Speaking via telephone last night ‘RINF’ founder, Mr Mick Meaney said “It’s still not completely clear what has happened but one thing is perfectly clear – the closure of the site is solely motivated by Scientology.
“At present the ISP has locked me out of the web site, my email accounts and the site databases. They are giving me very little information and will not deal with the issue until Tuesday. They expect me to remove some Scientology related content if I wish to remain on their web severs and avoid legal action,” he said.
“I am currently talking to an alternative ISP because ‘RINF’ is an open publishing site and I refuse to dictate what visitors can and cannot publish in this way.”
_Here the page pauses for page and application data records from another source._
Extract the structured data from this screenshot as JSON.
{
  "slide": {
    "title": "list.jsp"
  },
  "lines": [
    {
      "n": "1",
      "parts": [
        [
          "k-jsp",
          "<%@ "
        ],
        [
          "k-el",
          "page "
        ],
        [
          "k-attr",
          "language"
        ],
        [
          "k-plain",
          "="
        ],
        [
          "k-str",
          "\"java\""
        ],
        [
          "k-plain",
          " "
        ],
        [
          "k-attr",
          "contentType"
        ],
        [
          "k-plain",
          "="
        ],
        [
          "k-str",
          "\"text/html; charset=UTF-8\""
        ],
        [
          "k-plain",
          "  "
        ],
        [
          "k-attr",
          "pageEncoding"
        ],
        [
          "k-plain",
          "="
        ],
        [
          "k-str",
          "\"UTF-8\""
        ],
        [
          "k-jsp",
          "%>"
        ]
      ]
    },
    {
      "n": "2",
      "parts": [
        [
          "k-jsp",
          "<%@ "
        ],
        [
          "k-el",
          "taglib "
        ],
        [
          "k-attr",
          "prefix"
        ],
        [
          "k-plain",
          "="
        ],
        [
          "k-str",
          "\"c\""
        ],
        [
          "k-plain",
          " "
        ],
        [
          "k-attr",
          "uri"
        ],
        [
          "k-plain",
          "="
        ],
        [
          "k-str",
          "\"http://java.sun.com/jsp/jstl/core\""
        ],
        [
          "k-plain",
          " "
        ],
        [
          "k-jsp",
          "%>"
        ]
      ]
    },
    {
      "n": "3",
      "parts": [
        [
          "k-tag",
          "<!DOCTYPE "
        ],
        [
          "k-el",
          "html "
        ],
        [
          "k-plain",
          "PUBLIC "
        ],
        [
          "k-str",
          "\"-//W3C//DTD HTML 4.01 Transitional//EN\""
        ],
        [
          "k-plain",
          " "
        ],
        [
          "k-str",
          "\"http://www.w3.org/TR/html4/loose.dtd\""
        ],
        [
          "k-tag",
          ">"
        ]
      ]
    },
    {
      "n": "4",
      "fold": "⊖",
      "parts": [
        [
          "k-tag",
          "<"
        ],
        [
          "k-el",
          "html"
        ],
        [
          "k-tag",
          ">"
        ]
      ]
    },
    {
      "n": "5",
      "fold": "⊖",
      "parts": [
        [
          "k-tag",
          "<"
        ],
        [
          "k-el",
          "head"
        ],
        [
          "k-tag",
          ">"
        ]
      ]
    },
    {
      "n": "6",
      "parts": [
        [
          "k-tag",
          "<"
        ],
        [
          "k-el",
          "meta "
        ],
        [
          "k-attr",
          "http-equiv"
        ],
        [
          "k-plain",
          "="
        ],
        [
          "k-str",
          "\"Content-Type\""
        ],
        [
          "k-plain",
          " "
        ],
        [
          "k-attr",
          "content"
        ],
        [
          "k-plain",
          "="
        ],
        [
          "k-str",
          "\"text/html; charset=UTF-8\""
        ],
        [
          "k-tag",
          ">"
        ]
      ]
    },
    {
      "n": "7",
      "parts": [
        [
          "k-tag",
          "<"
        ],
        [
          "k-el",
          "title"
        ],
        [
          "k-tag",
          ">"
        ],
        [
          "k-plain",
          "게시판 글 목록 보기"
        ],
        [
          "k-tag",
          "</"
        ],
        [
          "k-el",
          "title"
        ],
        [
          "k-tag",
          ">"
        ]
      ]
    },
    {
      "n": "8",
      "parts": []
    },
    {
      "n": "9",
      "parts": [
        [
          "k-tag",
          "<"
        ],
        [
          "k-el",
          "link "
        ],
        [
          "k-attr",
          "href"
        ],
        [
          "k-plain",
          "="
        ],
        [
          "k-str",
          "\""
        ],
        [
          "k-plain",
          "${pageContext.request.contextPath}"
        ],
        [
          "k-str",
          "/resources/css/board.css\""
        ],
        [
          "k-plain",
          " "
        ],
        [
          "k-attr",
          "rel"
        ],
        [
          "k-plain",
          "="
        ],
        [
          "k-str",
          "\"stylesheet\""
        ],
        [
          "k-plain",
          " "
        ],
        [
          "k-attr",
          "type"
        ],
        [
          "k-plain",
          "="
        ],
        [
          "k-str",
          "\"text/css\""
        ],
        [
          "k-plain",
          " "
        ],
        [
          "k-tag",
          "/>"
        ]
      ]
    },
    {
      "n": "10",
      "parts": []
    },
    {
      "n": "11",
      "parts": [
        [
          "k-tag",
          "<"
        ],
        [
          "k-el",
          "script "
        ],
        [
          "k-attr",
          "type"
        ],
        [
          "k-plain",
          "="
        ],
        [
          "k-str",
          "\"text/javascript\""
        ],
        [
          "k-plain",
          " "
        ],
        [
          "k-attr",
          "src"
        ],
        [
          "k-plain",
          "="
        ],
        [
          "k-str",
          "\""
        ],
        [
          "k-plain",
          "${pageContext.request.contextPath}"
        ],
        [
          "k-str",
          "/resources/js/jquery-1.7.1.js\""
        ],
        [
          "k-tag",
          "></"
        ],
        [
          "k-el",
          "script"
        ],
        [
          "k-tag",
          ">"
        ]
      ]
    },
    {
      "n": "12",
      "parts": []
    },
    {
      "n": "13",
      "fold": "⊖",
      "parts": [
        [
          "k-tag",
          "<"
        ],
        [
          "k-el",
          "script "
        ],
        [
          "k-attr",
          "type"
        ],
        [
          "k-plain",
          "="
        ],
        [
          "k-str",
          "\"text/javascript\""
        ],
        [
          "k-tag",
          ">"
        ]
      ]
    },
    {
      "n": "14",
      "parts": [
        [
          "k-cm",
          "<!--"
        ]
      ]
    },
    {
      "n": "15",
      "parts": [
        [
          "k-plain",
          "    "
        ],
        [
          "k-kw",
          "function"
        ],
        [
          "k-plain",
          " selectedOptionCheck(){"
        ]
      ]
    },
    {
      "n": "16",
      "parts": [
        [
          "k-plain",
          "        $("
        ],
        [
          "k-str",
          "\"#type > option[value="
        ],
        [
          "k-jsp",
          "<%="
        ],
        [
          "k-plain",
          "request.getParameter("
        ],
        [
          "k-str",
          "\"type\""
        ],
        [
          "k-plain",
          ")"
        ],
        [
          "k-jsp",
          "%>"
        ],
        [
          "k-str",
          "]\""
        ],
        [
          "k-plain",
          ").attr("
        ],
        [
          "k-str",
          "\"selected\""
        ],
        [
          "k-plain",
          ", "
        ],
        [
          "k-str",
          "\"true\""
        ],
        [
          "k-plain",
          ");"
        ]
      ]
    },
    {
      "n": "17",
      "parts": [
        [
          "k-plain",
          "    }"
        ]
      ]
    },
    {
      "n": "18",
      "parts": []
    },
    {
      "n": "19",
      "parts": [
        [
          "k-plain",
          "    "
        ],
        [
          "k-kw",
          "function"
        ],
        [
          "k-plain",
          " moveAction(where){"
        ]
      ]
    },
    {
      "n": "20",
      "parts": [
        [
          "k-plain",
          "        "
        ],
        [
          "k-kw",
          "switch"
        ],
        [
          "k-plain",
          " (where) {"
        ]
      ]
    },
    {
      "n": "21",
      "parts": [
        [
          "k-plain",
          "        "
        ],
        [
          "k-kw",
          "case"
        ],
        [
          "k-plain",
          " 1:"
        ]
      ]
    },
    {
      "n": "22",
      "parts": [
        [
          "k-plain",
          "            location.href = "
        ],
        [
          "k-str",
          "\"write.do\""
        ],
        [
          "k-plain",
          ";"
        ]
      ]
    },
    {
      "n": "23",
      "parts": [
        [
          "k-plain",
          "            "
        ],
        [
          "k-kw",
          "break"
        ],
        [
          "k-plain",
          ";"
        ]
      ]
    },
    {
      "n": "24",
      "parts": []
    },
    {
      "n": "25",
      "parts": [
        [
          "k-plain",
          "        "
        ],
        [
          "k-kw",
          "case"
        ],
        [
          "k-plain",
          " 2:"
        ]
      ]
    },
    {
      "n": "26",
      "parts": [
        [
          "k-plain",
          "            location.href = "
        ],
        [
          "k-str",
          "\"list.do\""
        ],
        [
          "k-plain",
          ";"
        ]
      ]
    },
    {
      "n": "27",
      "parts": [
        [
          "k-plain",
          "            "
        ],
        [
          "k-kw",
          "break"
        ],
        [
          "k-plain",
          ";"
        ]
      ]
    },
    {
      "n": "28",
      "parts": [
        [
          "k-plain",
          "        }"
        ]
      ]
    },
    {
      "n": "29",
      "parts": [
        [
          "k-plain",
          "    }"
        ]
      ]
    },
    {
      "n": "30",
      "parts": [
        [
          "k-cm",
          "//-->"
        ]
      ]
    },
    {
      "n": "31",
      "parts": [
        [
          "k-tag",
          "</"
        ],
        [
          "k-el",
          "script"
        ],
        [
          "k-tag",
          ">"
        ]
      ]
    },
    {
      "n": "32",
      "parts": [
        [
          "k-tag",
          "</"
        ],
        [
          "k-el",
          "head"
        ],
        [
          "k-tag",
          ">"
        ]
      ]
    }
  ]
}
With an average of 200,000 hits each day, it is one of the world’s largest independent news web sites although less than 10% of those visitors live in the UK where the site is located. “The vast majority of surfers come from the United States. The shut down order came from a solicitor in New York so I can assume it’s the American branch of the Church that’s willing to take legal action against the site,” said Mr Meaney.
The 'alternative news' site is not alone in the battle against Scientology and this is not the first time Scientologists have used their influence to censor the Internet. Slashdot.org and Google.com are among a series of web sites issued with DMCA’s to remove Scientology related content from their sites.
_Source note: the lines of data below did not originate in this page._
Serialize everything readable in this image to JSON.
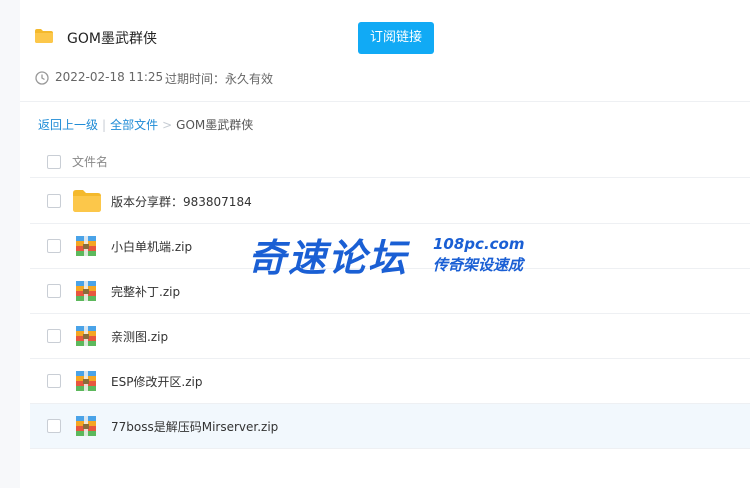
{
  "share": {
    "title": "GOM墨武群侠",
    "subscribe_label": "订阅链接",
    "date": "2022-02-18 11:25",
    "expire_label": "过期时间：永久有效"
  },
  "breadcrumb": {
    "back": "返回上一级",
    "all_files": "全部文件",
    "current": "GOM墨武群侠",
    "sep1": "|",
    "sep2": ">"
  },
  "table": {
    "header_label": "文件名",
    "rows": [
      {
        "name": "版本分享群：983807184",
        "type": "folder"
      },
      {
        "name": "小白单机端.zip",
        "type": "zip"
      },
      {
        "name": "完整补丁.zip",
        "type": "zip"
      },
      {
        "name": "亲测图.zip",
        "type": "zip"
      },
      {
        "name": "ESP修改开区.zip",
        "type": "zip"
      },
      {
        "name": "77boss是解压码Mirserver.zip",
        "type": "zip"
      }
    ]
  },
  "watermark": {
    "main": "奇速论坛",
    "url": "108pc.com",
    "slogan": "传奇架设速成"
  },
  "colors": {
    "accent": "#11aaf5",
    "link": "#1e8bd6",
    "folder": "#fcc74a",
    "watermark": "#1a5fd4"
  }
}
For past Scientology censorship see:
This time however, ‘RINF.com’ was shut down without warning.
“In recent weeks a large number of Scientologists have emailed me and posted comments on the site demanding I alter some of the material because it encourages people to take peaceful action against the Church and presents it in a negative light,” said Mr Meaney. “These bully boy tactics will not work and I will absolutely continue highlighting the crimes of Scientology.”
Web host ‘Zen’ declined to talk about the suspension with non account holders. Mr Meaney claims that ‘RINF’ will be back online within the week.
1) an anti-Scientology opponent (this person has a long history of picketing the cult, has been under cult harassment, etc.) published a paper on his/her own personal website under a Creative Commons license that is not very restrictive.
2) rinf.com scraped the paper, changed the title and removed the author's name, in contravention of the Creative Commons license.
3) the anti-Scientology opponent e-mailed the owner of rinf.com and asked him to remove the paper or honor the terms of the Creative Commons license. This would have required the owner of rinf.com to retitle the paper and correctly attribute it to the original writer.
4) rinf.com fails to answer.
5) the anti-Scientology opponent then contacted rinf.com's upstream provider zen.co.uk and asked it to ask its client to either remove the paper or honor the terms of the Creative Commons license.
6) zen.co.uk's response was that the Creative Commons license didn't apply since the anti-Scientology opponent has an RSS feed on her/his website. (among other things).
7) the anti-Scientology opponent replied and laid out legal arguments asserting moral ownership over his/her paper and again reiterated that all s/he wanted was (a) either the paper come off rinf.com entirely or that (b) rinf.com honor the terms of the Creative Commons license and title the paper correctly and attribute it to its writer. rinf.com is copied on all this correspondence between the anti-Scientology opponent and zen.co.uk.
8) what probably happened next is that zen.co.uk told rinf.com to do something about the problem.
9) rinf.com apparently decided it didn't have to do anything about its problem.
10) zen.co.uk removed the site.
The problem is totally that of rinf.com. The owner of the site, Mick Meaney, had no problem scraping (stealing) a paper that did not belong to him, posting it on his site, and after repeated requests to either (a) remove the paper or (b) honor the terms of the Creative Commons license and correctly title the paper and give the writer his due credit.
Meaney is merely an opportunist here, trying to make himself out to be a victim when in point of fact he had been given ways to rectify the problem, but he refused to do so. Meaney can correct his problem by properly attributing from where he is getting his content, but he'd prefer to merely take (steal) and hope that nobody complains. That's pretty rotten, taking someone's hard work and making it your own, particularly when complying with the terms of the Creative Commons license would have been so very simple.
rinf.com and Mick Meaney--not the victims here.
Unless there's some other content that RINF.com published that related to Scientology and was complained about by Scientology, the removal is likely due to my complaint, and I've been a critic of Scientology for more than a decade. I do think that Zen.co.uk reacted rather harshly, as I only requested that they remove the article or comply with my Creative Commons license. From my perusal of RINF.com, they regularly scrape articles from RSS feeds and republish them as their own, re-titling them and removing attribution to the original author. Regardless of where your opinion falls on online copyright issues--and mine is quite liberal, else I'd not publish content under a Creative Commons license--this is a despicable practice.